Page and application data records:
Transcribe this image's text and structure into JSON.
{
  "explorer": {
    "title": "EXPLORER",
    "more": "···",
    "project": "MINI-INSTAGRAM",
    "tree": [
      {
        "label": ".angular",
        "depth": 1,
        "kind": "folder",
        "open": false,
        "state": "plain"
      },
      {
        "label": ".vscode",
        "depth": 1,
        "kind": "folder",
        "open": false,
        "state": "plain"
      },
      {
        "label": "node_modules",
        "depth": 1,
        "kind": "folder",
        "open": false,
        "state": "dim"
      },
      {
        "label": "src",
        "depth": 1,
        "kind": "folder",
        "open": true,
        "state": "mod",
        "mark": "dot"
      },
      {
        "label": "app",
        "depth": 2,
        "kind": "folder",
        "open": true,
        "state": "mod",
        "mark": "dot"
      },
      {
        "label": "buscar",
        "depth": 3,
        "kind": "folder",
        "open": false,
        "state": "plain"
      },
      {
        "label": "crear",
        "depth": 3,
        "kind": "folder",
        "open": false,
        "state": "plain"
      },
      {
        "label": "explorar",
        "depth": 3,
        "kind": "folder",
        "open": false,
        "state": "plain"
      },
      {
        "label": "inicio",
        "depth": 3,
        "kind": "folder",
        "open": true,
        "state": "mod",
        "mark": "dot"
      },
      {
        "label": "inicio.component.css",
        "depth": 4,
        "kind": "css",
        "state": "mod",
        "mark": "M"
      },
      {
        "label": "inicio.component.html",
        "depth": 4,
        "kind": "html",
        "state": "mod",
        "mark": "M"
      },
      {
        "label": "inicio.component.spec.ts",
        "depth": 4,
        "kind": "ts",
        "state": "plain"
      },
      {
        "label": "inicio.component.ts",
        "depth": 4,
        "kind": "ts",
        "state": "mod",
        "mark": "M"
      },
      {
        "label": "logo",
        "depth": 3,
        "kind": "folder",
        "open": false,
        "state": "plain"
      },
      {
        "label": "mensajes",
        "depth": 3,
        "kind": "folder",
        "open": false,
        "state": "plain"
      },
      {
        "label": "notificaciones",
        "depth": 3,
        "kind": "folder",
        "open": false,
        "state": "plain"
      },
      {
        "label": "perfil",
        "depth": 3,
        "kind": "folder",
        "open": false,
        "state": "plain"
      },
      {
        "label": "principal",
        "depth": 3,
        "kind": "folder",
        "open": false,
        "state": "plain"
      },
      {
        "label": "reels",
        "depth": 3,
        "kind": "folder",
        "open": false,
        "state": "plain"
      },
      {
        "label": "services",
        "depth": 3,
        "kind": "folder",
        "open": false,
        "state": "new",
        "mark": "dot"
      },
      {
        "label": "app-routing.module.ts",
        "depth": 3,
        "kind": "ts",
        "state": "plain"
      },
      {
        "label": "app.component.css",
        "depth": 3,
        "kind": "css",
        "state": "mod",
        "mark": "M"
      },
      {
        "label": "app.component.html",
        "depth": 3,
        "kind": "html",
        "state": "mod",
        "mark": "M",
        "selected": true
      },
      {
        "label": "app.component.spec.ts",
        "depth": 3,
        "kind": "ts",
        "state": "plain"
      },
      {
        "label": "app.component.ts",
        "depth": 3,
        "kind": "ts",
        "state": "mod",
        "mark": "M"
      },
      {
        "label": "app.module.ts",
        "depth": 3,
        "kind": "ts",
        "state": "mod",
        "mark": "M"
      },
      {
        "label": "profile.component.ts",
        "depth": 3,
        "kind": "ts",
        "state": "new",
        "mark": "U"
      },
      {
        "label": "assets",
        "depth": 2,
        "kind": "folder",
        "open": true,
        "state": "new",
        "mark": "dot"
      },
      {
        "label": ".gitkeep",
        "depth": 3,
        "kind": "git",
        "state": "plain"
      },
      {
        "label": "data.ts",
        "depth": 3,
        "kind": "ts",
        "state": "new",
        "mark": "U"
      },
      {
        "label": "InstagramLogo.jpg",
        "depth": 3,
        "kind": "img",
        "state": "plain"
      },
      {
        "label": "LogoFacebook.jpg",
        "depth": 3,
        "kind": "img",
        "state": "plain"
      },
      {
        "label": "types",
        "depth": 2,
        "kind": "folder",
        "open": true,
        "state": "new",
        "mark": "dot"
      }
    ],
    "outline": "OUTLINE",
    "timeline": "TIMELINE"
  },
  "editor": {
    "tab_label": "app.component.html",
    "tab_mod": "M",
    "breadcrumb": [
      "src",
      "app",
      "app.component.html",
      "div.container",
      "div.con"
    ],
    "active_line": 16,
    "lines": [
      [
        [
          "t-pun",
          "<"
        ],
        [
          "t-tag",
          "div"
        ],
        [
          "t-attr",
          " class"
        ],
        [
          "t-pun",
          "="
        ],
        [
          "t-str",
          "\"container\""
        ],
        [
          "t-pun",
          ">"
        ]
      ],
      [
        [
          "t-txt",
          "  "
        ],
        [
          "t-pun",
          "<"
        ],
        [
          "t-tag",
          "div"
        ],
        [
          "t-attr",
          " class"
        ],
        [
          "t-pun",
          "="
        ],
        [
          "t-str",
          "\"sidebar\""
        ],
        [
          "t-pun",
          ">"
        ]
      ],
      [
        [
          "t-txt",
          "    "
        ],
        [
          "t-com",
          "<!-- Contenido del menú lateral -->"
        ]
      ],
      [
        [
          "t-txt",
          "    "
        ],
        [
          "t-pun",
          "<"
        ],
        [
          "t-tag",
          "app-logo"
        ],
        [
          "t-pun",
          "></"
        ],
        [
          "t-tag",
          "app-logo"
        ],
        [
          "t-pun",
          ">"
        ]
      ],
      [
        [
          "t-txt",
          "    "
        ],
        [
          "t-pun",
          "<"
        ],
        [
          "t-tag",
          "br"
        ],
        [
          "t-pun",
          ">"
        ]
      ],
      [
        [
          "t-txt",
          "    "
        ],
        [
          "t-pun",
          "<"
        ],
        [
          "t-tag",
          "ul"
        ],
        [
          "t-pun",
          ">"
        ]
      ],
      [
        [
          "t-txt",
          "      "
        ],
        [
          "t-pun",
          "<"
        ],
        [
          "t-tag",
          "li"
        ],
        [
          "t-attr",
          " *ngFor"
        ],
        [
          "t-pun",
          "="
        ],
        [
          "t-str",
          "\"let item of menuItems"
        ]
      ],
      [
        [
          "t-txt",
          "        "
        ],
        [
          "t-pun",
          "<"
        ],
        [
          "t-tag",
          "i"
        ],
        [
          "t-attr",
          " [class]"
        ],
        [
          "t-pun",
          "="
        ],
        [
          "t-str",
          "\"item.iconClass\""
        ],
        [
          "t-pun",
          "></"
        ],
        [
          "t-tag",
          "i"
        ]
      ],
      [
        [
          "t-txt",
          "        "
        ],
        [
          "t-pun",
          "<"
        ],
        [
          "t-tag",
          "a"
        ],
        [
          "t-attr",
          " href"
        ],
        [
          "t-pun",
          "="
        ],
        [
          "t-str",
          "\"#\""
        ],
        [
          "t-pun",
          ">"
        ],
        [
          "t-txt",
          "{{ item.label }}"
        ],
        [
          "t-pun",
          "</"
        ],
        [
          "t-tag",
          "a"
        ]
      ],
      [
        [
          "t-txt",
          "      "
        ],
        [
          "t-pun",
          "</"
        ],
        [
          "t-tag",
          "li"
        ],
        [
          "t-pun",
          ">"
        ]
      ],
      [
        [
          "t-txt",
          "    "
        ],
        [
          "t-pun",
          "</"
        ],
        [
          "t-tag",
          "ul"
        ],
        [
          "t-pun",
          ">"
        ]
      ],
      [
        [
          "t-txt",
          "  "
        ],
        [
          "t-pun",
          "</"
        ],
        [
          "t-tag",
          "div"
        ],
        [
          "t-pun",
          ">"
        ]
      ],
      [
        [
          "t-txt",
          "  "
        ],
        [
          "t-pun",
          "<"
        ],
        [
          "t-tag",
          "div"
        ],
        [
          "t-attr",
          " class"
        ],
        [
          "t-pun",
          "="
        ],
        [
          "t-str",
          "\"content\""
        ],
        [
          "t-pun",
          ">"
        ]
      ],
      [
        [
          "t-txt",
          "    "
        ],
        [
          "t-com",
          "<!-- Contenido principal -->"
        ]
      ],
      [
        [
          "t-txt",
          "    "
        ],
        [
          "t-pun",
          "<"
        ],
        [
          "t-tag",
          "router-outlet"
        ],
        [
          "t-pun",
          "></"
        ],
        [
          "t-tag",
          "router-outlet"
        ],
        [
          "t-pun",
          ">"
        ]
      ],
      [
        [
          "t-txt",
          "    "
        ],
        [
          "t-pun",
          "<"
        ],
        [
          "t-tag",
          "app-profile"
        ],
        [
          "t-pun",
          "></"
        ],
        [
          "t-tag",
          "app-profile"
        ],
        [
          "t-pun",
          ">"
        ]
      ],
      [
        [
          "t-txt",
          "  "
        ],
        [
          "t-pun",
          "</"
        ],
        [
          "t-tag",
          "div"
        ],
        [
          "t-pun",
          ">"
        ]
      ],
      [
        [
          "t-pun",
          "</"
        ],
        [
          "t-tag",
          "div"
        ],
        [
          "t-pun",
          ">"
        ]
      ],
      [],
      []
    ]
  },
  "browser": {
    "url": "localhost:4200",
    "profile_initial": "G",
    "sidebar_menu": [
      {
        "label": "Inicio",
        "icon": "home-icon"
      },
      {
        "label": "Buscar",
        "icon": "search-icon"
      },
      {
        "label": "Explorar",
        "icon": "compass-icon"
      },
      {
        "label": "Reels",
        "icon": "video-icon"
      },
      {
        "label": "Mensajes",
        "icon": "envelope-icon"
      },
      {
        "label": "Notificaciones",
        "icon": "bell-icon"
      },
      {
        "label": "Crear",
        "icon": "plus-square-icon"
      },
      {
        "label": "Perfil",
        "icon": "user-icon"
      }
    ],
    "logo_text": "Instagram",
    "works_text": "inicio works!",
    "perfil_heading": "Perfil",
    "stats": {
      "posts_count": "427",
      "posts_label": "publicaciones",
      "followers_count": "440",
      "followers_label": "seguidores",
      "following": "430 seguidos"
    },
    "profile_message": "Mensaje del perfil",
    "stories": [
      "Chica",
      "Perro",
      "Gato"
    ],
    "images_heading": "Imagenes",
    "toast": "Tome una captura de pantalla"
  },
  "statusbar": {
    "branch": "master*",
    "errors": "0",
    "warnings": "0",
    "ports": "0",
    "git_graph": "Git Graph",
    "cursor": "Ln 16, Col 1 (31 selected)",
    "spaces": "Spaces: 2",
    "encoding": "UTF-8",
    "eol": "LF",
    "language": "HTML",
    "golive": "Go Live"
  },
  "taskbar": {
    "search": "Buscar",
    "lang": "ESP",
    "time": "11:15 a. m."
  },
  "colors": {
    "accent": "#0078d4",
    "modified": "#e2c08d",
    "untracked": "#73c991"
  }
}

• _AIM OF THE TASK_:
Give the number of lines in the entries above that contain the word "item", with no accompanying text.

• _TASK ANSWER_:
3